A date with the police at alcoblow roadblock
It was many a drunkard’s nightmare — vehicles parked by the roadside as the policemen got busy weeding out the ‘unroadworthy’ drivers — at one of the now infamous Alcoblow roadblocks.
It is 10.30pm and the first roadblock has been erected at City Cabanas on Mombasa Road. A few minutes there and the Traffic Commandant, Mr Samuel Kimaru, and his team decide to move to Sabaki, between Mlolongo and Athi River.
The first car to be pulled off is a Subaru Forester. The driver staggers out and Kimaru announces that he is the first candidate for the evening.
“I am not drunk. I have had alcohol but I am not drunk,” he pleads as he is led to the testing area — the police Land Cruiser’s bonnet.
He is first asked to stand on one leg to test his stability — he fails the test. He has to take the Alcoblow test.
A second officer hands him the nozzle, which he unwraps and fixes to the machine. He blows into the nozzle and his reading is 0.37. The legal limit is a reading of 0.35 and below.
He becomes the first suspect of the night. He hands over his driving licence and car keys before being led to the back of the police car. His female companion, now not sure what will happen, disembarks from the car.
“He is a police officer attached to Nairobi Area,” she pleads with the officers who will hear none of it.

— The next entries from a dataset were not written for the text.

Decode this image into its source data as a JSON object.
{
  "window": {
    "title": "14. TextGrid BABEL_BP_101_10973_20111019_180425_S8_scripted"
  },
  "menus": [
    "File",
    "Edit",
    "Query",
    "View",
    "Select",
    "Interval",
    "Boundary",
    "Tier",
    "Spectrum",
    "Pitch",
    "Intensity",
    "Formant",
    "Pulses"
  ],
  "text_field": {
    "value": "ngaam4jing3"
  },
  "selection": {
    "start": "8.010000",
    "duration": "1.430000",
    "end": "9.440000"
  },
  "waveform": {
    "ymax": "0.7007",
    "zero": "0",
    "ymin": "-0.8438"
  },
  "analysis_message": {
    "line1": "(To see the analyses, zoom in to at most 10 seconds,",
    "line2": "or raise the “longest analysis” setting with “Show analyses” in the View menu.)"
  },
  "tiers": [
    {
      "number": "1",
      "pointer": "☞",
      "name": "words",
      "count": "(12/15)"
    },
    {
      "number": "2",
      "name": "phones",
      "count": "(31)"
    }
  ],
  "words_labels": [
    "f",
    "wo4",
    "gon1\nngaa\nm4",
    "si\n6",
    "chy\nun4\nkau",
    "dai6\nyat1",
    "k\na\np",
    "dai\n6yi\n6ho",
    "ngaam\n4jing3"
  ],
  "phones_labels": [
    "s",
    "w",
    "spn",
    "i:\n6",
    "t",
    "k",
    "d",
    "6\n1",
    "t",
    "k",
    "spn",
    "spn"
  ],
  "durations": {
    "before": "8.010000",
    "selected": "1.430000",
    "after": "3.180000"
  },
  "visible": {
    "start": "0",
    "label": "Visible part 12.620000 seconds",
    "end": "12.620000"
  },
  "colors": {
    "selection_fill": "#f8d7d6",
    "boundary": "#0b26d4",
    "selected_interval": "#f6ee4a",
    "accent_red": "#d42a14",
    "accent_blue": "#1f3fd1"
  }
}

All this time, the police are inspecting every car that drives by, leaning close to the driver’s door as they engage them. Any smell of alcohol and one is promptly asked to step out of the car and take the test.
Almost an hour into the testing, we notice a car speeding towards the roadblock. There is screeching of breaks as everyone, including the traffic officers, dives far off the road. The car smashes into the parked vehicles and then all is quiet.
We get back on the road and the latest suspect is still strapped on his seat — dazed. He is not injured, but a quick glance tells that he is too drunk to comprehend the situation. He is pulled out of the car and taken through the test.
His reading is eight times above the legal limit.
After the scene of the accident is cleared, we are back to business. It is now almost midnight. A white Toyota Premio that hasn’t been stopped pulls off and the driver steps out.
“I am here,” he declares to everyone’s amusement as he staggers towards the testing area. From the way he talks he is clearly drunk, and has brought himself to the slaughter. He is found to be at 3.12.
He is promptly handcuffed and asked to board the police car.
A woman driver refuses to lower her window. After a moment of negotiation, she obliges and is asked to step out of the car. She smiles, oblivious that she is about to face the ultimate test, which she fails.
She becomes the first female suspect.
“I have children in the house,” she pleads as the officers tell her to call someone to pick her car. She speaks on the phone and tries to hand it over to Mr Kimaru.
“Ongea na mkubwa (speak to the boss),” she says.
The commandant dismisses her saying he is the highest authority in traffic. Apparently she had called an Officer Commanding Police Division to help her regain her freedom.
In the Land Cruiser, there are now 10 suspects. An old man who wanted to drive off, but was stopped before he mowed down the officers, is singing in Kikamba.
The woman has not given up — she makes some calls while the driver who smashed into other cars is fast asleep.
The rest are either quiet or chatting to each other. From their conversation, I can deduce that most are coming from the city centre. Others are from Nairobi West while one said he was drinking at a club on North Airport Road.
One of them asks the officer guarding them what will become of them.
“We will take you to Muthaiga Police Station, where you will spend the night,” the officer guarding them answers.